Monday, January 10, 2011
Official Touts Positive U.S.-Latin
By Merle David Kellerhals Jr.
· Assistant Secretary of State Arturo Valenzuela discussed U.S.–Latin American relations at the Brookings Institution
on January 6
The United States believes it has been successful in
shifting the balance in the U.S.–Latin American relationship in a positive and constructive direction and the approach
is achieving results, says Assistant Secretary of State Arturo Valenzuela.
During remarks on January 6, Valenzuela said U.S. priorities
are based on the premise that the United States has a critical interest in contributing to a stable, prosperous and democratic
hemisphere capable of playing a vital role in the international system.
“Achieving that objective has required an important
shift in the conduct of U.S. foreign policy,” Valenzuela said in prepared remarks at the Brookings Institution, a Washington-based
public policy research center.
“The United States must be a more effective and
determined partner in helping countries throughout the Americas achieve their own chosen paths as determined by their own
people,” he said.
Valenzuela, who is the assistant secretary of state
for Western Hemisphere affairs, said two powerful, converging trends in Latin America account for the dramatic changes taking
place. The first is the consolidation of successful market democracies making big gains in meeting their peoples’ needs.
The second trend is the growing global integration
of Latin America. The effect of these trends is fundamentally reordering the U.S. interaction with each nation in Latin America,
The great challenges previously facing the region of
inequality, the impunity of political power, lack of rights, ineffective institutions, and lack of opportunity are receding,
Valenzuela said. Now hemispheric nations are realizing their stake in new global challenges such as food security, climate

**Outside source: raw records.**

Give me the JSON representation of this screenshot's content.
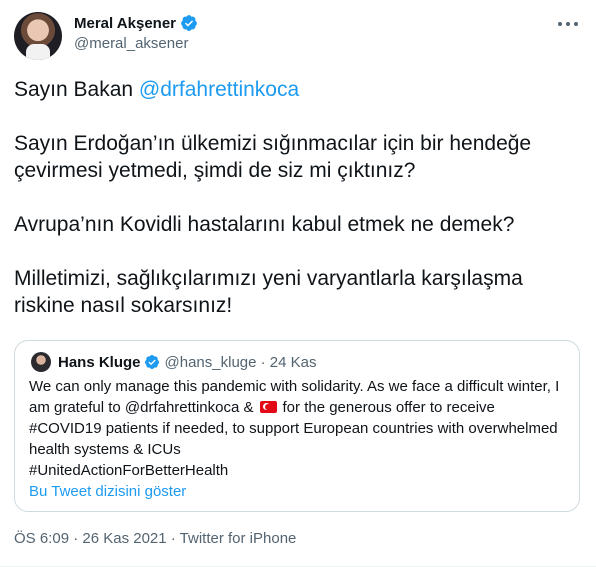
{
  "author": {
    "display_name": "Meral Akşener",
    "handle": "@meral_aksener"
  },
  "tweet": {
    "p1_prefix": "Sayın Bakan ",
    "p1_mention": "@drfahrettinkoca",
    "p2": "Sayın Erdoğan’ın ülkemizi sığınmacılar için bir hendeğe çevirmesi yetmedi, şimdi de siz mi çıktınız?",
    "p3": "Avrupa’nın Kovidli hastalarını kabul etmek ne demek?",
    "p4": "Milletimizi, sağlıkçılarımızı yeni varyantlarla karşılaşma riskine nasıl sokarsınız!"
  },
  "quote": {
    "display_name": "Hans Kluge",
    "handle_date": "@hans_kluge · 24 Kas",
    "body_part1": "We can only manage this pandemic with solidarity. As we face a difficult winter, I am grateful to @drfahrettinkoca &",
    "flag_icon": "turkey-flag-icon",
    "body_part2": "for the generous offer to receive #COVID19 patients if needed, to support European countries with overwhelmed health systems & ICUs",
    "hashtag_line": "#UnitedActionForBetterHealth",
    "show_thread": "Bu Tweet dizisini göster"
  },
  "meta": {
    "timestamp_source": "ÖS 6:09 · 26 Kas 2021 · Twitter for iPhone"
  },
  "colors": {
    "link": "#1d9bf0",
    "secondary_text": "#536471",
    "border": "#cfd9de"
  }
}
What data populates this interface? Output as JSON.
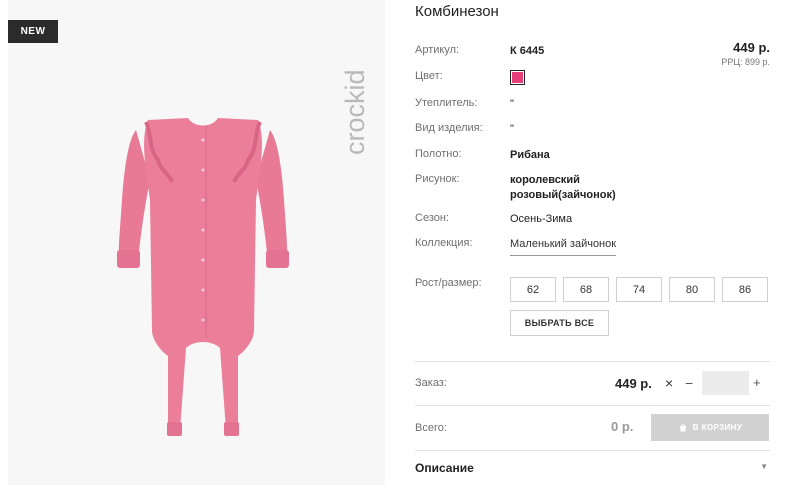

change, cross-border crime and vital economic competitiveness.
President Obama has focused U.S. efforts on four overarching
priorities critical to people in every society, Valenzuela said. The four include promoting social and economic opportunity
for everyone; securing a clean-energy future; ensuring public safety and security; and building effective democratic governments.
The United States seeks these priorities while strengthening
multilateral and regional institutions such as the Organization of American States, he said.
Coupled with those objectives, Valenzuela said, is
a period of economic and political health across the Western Hemisphere very different from the distant past. For example,
economic growth in the region is projected to exceed 5 percent in 2011. What helped that projection is that the region avoided
the worst effects of the most recent economic crisis.
In 2009 merchandise trade between the United States
and Latin America and the Caribbean reached $524 billion, and more than 40 percent of the region’s exports flowed to
the United States. That made the United States the region’s single largest export destination, and it is the largest
source of foreign direct investment in the region.
Too, Valenzuela said, the Western Hemisphere, including
Canada, absorbs 42 percent of U.S. exports. He added that half of U.S. energy imports come from the Western Hemisphere.
· MexiData.info note: For a transcript of the remarks by U.S. Department of State Assistant Secretary,
Bureau of Western Hemisphere Affairs, Arturo Valenzuela (as prepared for delivery), link to "U.S.-Latin American Relations: A Look Ahead"
Merle David Kellerhals Jr.
is an America.gov staff writer. America.gov, Jan. 6, 2011, Bureau of International Information Programs, U.S. Department of State